### Data about app and page elements
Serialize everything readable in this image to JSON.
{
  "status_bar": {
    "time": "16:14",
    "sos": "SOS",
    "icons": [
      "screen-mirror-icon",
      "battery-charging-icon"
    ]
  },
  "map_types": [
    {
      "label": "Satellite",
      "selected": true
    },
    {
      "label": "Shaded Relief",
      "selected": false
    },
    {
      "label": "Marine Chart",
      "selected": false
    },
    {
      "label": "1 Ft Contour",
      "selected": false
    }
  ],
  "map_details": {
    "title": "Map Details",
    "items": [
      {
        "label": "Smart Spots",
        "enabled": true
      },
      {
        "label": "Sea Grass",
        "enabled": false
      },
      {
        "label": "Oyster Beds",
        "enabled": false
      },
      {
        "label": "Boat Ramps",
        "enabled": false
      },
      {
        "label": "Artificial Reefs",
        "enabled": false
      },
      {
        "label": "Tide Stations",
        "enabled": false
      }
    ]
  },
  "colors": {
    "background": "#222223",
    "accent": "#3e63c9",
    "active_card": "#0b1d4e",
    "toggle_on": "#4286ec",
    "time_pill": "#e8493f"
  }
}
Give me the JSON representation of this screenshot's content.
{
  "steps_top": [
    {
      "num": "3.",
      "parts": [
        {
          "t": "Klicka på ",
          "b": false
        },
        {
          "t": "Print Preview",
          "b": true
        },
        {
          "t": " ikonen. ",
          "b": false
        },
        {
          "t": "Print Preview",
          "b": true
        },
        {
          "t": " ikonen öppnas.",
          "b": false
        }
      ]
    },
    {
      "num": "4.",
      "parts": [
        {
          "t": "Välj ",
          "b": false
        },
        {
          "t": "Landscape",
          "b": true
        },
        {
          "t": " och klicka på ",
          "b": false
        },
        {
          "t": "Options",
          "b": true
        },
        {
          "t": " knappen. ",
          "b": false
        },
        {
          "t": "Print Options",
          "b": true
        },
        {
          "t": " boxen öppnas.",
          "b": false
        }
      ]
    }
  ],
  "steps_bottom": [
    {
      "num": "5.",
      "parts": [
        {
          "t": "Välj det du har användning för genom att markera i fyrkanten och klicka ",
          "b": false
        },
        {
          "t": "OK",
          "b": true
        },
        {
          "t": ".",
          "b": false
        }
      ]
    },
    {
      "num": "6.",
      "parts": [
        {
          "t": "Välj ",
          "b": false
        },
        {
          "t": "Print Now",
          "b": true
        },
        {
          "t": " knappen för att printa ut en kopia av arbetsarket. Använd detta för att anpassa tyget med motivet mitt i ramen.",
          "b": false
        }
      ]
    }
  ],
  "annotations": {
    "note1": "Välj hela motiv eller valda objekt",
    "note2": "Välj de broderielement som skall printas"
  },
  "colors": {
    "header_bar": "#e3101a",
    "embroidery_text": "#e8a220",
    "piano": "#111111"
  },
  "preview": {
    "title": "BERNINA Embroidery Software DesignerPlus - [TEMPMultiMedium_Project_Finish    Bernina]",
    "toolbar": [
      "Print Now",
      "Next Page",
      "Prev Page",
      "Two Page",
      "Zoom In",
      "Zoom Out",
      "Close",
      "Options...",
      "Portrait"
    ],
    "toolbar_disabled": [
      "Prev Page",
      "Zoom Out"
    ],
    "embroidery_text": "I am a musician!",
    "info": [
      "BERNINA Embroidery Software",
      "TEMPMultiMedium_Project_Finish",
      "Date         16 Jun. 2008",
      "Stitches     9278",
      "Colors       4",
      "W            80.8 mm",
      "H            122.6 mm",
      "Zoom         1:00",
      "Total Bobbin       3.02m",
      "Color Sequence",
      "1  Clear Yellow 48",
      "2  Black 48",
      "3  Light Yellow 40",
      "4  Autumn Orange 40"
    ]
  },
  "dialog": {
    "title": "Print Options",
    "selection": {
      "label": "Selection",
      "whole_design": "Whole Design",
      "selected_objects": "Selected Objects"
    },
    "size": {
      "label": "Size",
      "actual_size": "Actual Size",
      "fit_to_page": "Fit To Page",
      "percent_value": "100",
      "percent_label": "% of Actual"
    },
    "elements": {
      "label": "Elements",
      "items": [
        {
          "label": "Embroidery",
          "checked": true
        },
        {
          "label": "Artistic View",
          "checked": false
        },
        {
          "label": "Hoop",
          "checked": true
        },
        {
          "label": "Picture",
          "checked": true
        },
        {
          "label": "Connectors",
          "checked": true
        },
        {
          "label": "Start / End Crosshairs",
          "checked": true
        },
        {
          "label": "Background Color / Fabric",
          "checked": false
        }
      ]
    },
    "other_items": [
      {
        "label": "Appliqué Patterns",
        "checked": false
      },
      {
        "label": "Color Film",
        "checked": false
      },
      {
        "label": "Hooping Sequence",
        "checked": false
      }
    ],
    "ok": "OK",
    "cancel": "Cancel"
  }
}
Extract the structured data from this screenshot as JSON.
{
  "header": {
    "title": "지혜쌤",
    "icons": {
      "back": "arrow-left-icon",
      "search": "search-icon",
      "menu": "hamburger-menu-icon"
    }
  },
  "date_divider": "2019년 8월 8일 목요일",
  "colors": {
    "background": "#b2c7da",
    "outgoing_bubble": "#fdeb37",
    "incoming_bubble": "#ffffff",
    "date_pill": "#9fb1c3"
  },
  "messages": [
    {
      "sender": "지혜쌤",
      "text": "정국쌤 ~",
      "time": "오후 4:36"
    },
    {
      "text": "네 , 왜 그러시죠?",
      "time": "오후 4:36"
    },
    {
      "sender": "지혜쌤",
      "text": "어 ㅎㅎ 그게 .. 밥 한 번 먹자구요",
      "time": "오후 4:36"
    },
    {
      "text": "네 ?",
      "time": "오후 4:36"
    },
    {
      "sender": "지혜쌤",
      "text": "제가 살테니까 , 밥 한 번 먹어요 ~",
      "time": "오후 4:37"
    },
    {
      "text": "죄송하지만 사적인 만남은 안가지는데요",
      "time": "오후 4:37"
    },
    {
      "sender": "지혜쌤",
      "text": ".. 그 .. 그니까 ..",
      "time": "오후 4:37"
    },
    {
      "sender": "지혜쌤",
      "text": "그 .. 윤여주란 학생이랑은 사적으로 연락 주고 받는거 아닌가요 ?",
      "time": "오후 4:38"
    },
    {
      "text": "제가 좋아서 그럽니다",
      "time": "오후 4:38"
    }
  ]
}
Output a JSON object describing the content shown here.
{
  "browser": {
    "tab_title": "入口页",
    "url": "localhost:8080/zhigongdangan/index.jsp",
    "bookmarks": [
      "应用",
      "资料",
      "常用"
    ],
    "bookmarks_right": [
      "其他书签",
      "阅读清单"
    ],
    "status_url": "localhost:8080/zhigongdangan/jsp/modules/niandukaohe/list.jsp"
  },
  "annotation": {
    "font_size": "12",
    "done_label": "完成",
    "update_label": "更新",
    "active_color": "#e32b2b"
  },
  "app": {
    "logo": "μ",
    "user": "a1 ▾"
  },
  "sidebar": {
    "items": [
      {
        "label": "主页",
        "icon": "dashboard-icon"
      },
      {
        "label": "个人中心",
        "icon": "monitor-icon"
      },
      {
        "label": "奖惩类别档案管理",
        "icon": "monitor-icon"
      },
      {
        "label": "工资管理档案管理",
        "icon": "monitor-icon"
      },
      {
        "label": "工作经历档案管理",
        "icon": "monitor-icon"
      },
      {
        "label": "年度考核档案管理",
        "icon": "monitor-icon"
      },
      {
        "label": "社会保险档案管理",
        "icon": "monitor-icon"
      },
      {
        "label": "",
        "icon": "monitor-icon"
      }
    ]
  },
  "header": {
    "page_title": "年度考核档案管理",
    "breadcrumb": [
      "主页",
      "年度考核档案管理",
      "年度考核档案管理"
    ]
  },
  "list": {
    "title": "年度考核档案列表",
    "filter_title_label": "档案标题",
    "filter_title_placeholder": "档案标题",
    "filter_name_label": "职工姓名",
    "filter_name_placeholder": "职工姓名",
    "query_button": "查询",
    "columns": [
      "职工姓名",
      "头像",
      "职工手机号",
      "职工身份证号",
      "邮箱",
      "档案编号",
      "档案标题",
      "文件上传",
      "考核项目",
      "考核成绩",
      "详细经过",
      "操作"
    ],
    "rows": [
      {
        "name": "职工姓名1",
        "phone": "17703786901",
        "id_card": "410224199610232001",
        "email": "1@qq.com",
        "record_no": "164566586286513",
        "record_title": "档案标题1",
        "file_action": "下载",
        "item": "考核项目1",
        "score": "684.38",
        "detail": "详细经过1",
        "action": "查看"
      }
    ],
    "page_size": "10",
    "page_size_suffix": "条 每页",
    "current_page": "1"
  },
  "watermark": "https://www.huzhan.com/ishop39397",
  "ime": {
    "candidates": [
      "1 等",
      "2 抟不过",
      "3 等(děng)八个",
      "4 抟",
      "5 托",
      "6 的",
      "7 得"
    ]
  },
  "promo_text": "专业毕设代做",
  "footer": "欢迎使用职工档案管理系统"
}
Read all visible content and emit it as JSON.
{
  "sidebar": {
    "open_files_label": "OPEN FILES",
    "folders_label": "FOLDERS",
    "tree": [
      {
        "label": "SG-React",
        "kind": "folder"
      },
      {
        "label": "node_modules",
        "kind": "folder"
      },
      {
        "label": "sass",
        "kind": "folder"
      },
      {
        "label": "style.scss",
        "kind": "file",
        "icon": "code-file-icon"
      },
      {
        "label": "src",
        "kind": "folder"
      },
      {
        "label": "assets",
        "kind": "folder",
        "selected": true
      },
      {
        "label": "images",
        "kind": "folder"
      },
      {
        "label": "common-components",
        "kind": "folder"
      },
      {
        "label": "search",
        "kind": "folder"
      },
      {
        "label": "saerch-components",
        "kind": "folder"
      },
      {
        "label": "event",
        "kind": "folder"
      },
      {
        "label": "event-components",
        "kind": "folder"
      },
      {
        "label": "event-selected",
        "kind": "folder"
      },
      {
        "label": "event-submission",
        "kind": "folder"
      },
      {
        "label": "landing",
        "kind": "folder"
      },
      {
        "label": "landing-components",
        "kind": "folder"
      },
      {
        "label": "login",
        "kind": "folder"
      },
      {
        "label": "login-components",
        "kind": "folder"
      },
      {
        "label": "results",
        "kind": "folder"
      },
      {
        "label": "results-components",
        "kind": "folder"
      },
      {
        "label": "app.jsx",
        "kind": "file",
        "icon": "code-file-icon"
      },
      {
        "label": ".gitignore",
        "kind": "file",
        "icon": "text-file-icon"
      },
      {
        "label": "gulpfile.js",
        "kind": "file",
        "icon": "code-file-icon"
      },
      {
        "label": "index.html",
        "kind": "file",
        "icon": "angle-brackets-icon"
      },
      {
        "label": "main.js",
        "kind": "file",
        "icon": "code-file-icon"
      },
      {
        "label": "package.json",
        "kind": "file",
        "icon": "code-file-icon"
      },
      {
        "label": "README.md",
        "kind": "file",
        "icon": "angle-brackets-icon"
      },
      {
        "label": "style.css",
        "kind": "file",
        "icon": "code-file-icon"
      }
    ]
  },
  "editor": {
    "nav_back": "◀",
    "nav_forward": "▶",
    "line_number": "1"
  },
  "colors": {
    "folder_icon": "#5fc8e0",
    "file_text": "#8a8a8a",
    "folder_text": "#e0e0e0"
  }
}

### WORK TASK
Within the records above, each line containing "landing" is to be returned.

### RESPONSE AREA
        "label": "landing",
        "label": "landing-components",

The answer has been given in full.